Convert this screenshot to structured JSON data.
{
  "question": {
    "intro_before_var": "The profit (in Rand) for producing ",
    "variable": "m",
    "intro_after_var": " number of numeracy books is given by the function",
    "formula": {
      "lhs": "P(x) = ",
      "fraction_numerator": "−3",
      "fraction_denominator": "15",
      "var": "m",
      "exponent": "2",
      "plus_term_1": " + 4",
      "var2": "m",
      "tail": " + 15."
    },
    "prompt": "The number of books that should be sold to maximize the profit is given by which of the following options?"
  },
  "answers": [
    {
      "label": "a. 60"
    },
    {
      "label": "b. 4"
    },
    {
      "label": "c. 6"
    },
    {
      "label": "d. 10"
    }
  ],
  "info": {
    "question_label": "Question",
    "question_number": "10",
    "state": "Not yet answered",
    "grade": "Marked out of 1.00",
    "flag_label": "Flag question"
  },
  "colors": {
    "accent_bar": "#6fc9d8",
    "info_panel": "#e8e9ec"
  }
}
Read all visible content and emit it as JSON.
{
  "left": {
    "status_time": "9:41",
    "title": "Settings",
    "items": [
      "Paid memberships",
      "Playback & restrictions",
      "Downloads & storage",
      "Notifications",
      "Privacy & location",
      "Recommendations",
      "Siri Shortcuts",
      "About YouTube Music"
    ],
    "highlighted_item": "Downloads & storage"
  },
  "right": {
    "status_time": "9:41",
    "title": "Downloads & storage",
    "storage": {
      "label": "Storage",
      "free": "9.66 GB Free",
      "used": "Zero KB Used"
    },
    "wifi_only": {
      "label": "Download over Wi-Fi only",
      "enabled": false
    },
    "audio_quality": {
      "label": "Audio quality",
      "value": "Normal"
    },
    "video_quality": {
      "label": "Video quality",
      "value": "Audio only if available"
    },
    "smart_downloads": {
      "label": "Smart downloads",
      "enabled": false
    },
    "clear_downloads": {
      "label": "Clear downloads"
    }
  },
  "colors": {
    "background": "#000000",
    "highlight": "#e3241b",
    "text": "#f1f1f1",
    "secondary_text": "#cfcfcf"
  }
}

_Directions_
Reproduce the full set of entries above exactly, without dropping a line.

_Solution to the problem_
Convert this screenshot to structured JSON data.
{
  "question": {
    "intro_before_var": "The profit (in Rand) for producing ",
    "variable": "m",
    "intro_after_var": " number of numeracy books is given by the function",
    "formula": {
      "lhs": "P(x) = ",
      "fraction_numerator": "−3",
      "fraction_denominator": "15",
      "var": "m",
      "exponent": "2",
      "plus_term_1": " + 4",
      "var2": "m",
      "tail": " + 15."
    },
    "prompt": "The number of books that should be sold to maximize the profit is given by which of the following options?"
  },
  "answers": [
    {
      "label": "a. 60"
    },
    {
      "label": "b. 4"
    },
    {
      "label": "c. 6"
    },
    {
      "label": "d. 10"
    }
  ],
  "info": {
    "question_label": "Question",
    "question_number": "10",
    "state": "Not yet answered",
    "grade": "Marked out of 1.00",
    "flag_label": "Flag question"
  },
  "colors": {
    "accent_bar": "#6fc9d8",
    "info_panel": "#e8e9ec"
  }
}
Read all visible content and emit it as JSON.
{
  "left": {
    "status_time": "9:41",
    "title": "Settings",
    "items": [
      "Paid memberships",
      "Playback & restrictions",
      "Downloads & storage",
      "Notifications",
      "Privacy & location",
      "Recommendations",
      "Siri Shortcuts",
      "About YouTube Music"
    ],
    "highlighted_item": "Downloads & storage"
  },
  "right": {
    "status_time": "9:41",
    "title": "Downloads & storage",
    "storage": {
      "label": "Storage",
      "free": "9.66 GB Free",
      "used": "Zero KB Used"
    },
    "wifi_only": {
      "label": "Download over Wi-Fi only",
      "enabled": false
    },
    "audio_quality": {
      "label": "Audio quality",
      "value": "Normal"
    },
    "video_quality": {
      "label": "Video quality",
      "value": "Audio only if available"
    },
    "smart_downloads": {
      "label": "Smart downloads",
      "enabled": false
    },
    "clear_downloads": {
      "label": "Clear downloads"
    }
  },
  "colors": {
    "background": "#000000",
    "highlight": "#e3241b",
    "text": "#f1f1f1",
    "secondary_text": "#cfcfcf"
  }
}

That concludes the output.